*** SUPPLIED DATA ***
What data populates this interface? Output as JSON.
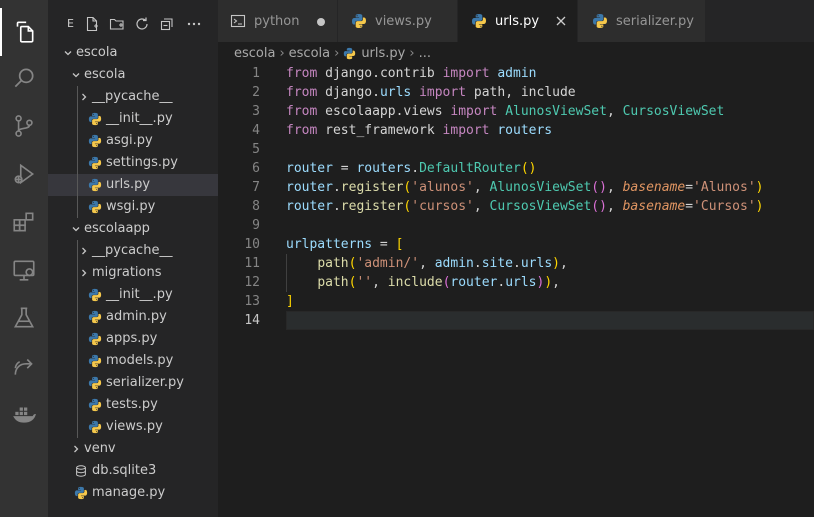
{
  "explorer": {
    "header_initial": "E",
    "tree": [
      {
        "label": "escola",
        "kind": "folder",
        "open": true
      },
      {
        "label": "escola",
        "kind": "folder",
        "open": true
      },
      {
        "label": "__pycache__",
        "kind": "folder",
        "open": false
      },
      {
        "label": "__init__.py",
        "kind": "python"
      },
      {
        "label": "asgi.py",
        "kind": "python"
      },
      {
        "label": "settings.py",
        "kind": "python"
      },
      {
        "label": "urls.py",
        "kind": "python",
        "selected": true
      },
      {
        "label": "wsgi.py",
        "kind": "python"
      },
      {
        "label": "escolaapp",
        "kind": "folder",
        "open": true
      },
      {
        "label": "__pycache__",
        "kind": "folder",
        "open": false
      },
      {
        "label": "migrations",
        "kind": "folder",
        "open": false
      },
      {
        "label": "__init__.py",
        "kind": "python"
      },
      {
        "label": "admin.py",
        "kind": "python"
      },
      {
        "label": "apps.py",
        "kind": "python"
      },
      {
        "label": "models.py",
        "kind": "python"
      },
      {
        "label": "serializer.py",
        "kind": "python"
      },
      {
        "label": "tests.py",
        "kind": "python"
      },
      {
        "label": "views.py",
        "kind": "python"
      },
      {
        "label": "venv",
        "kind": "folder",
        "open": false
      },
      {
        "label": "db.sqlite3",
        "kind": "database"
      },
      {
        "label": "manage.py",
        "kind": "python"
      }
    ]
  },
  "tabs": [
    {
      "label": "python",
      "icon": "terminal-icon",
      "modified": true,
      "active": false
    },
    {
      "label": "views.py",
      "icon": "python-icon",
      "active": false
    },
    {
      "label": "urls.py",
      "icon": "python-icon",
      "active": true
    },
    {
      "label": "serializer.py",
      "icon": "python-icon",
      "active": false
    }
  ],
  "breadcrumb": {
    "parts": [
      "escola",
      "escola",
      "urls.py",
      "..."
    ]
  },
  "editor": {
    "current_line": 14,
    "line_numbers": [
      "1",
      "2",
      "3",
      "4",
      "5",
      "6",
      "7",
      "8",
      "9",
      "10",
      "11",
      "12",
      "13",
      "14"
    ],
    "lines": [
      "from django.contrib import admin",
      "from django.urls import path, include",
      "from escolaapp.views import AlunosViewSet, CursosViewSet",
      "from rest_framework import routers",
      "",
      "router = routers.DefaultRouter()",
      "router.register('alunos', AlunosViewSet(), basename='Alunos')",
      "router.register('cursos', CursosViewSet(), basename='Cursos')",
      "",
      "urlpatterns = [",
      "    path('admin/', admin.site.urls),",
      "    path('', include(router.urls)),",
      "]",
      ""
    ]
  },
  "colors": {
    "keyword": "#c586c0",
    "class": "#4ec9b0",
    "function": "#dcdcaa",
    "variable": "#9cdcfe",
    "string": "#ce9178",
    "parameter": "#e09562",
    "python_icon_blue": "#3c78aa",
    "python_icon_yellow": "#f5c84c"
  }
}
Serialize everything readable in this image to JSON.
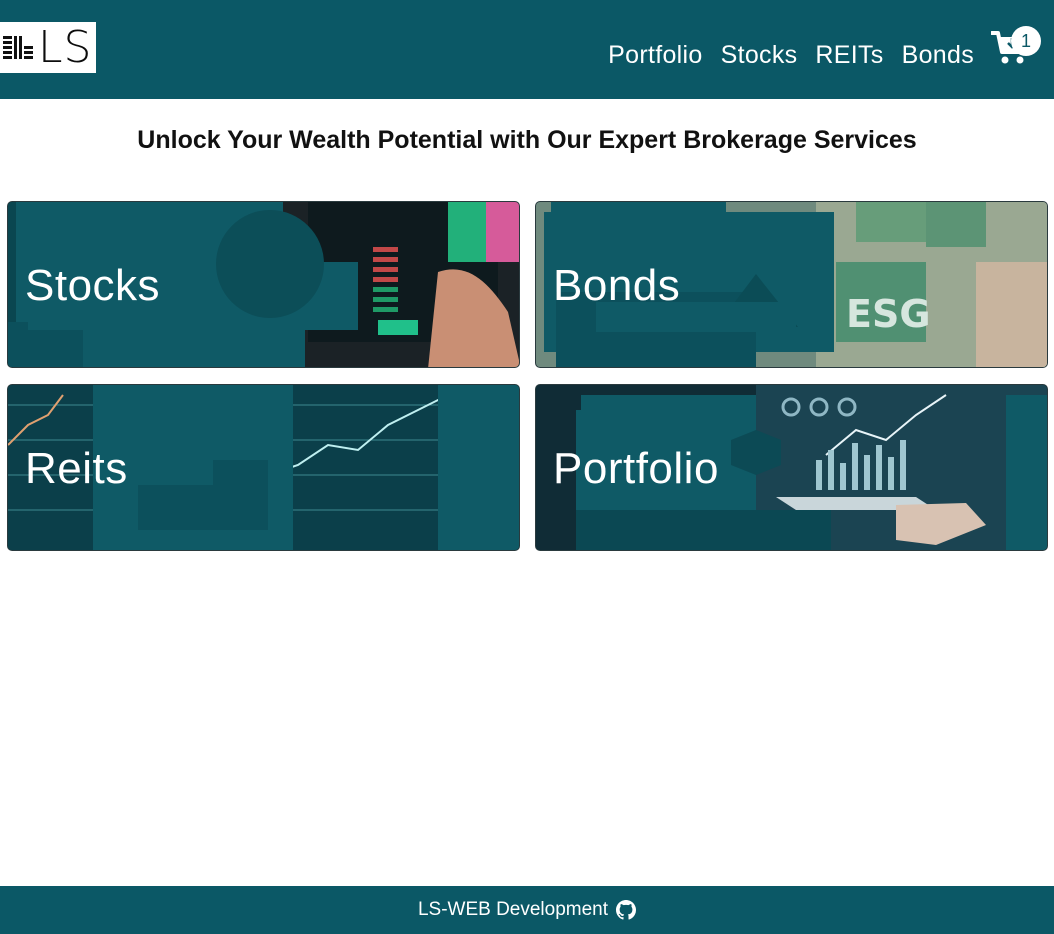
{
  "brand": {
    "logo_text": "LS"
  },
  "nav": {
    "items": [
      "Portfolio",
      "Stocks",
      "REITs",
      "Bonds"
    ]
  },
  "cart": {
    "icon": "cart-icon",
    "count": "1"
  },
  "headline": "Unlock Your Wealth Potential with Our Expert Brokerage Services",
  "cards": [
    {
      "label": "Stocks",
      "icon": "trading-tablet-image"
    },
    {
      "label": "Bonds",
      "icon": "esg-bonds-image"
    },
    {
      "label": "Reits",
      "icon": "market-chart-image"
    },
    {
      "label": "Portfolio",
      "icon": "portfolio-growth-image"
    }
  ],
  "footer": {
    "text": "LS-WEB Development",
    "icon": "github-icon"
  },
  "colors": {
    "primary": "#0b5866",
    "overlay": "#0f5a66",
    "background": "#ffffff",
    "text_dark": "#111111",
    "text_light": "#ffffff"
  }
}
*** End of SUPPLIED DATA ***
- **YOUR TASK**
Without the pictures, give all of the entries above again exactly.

- **SOLUTION FOR THIS EXERCISE**
What data populates this interface? Output as JSON.
{
  "explorer": {
    "header_initial": "E",
    "tree": [
      {
        "label": "escola",
        "kind": "folder",
        "open": true
      },
      {
        "label": "escola",
        "kind": "folder",
        "open": true
      },
      {
        "label": "__pycache__",
        "kind": "folder",
        "open": false
      },
      {
        "label": "__init__.py",
        "kind": "python"
      },
      {
        "label": "asgi.py",
        "kind": "python"
      },
      {
        "label": "settings.py",
        "kind": "python"
      },
      {
        "label": "urls.py",
        "kind": "python",
        "selected": true
      },
      {
        "label": "wsgi.py",
        "kind": "python"
      },
      {
        "label": "escolaapp",
        "kind": "folder",
        "open": true
      },
      {
        "label": "__pycache__",
        "kind": "folder",
        "open": false
      },
      {
        "label": "migrations",
        "kind": "folder",
        "open": false
      },
      {
        "label": "__init__.py",
        "kind": "python"
      },
      {
        "label": "admin.py",
        "kind": "python"
      },
      {
        "label": "apps.py",
        "kind": "python"
      },
      {
        "label": "models.py",
        "kind": "python"
      },
      {
        "label": "serializer.py",
        "kind": "python"
      },
      {
        "label": "tests.py",
        "kind": "python"
      },
      {
        "label": "views.py",
        "kind": "python"
      },
      {
        "label": "venv",
        "kind": "folder",
        "open": false
      },
      {
        "label": "db.sqlite3",
        "kind": "database"
      },
      {
        "label": "manage.py",
        "kind": "python"
      }
    ]
  },
  "tabs": [
    {
      "label": "python",
      "icon": "terminal-icon",
      "modified": true,
      "active": false
    },
    {
      "label": "views.py",
      "icon": "python-icon",
      "active": false
    },
    {
      "label": "urls.py",
      "icon": "python-icon",
      "active": true
    },
    {
      "label": "serializer.py",
      "icon": "python-icon",
      "active": false
    }
  ],
  "breadcrumb": {
    "parts": [
      "escola",
      "escola",
      "urls.py",
      "..."
    ]
  },
  "editor": {
    "current_line": 14,
    "line_numbers": [
      "1",
      "2",
      "3",
      "4",
      "5",
      "6",
      "7",
      "8",
      "9",
      "10",
      "11",
      "12",
      "13",
      "14"
    ],
    "lines": [
      "from django.contrib import admin",
      "from django.urls import path, include",
      "from escolaapp.views import AlunosViewSet, CursosViewSet",
      "from rest_framework import routers",
      "",
      "router = routers.DefaultRouter()",
      "router.register('alunos', AlunosViewSet(), basename='Alunos')",
      "router.register('cursos', CursosViewSet(), basename='Cursos')",
      "",
      "urlpatterns = [",
      "    path('admin/', admin.site.urls),",
      "    path('', include(router.urls)),",
      "]",
      ""
    ]
  },
  "colors": {
    "keyword": "#c586c0",
    "class": "#4ec9b0",
    "function": "#dcdcaa",
    "variable": "#9cdcfe",
    "string": "#ce9178",
    "parameter": "#e09562",
    "python_icon_blue": "#3c78aa",
    "python_icon_yellow": "#f5c84c"
  }
}
Serialize everything readable in this image to JSON.
{
  "brand": {
    "logo_text": "LS"
  },
  "nav": {
    "items": [
      "Portfolio",
      "Stocks",
      "REITs",
      "Bonds"
    ]
  },
  "cart": {
    "icon": "cart-icon",
    "count": "1"
  },
  "headline": "Unlock Your Wealth Potential with Our Expert Brokerage Services",
  "cards": [
    {
      "label": "Stocks",
      "icon": "trading-tablet-image"
    },
    {
      "label": "Bonds",
      "icon": "esg-bonds-image"
    },
    {
      "label": "Reits",
      "icon": "market-chart-image"
    },
    {
      "label": "Portfolio",
      "icon": "portfolio-growth-image"
    }
  ],
  "footer": {
    "text": "LS-WEB Development",
    "icon": "github-icon"
  },
  "colors": {
    "primary": "#0b5866",
    "overlay": "#0f5a66",
    "background": "#ffffff",
    "text_dark": "#111111",
    "text_light": "#ffffff"
  }
}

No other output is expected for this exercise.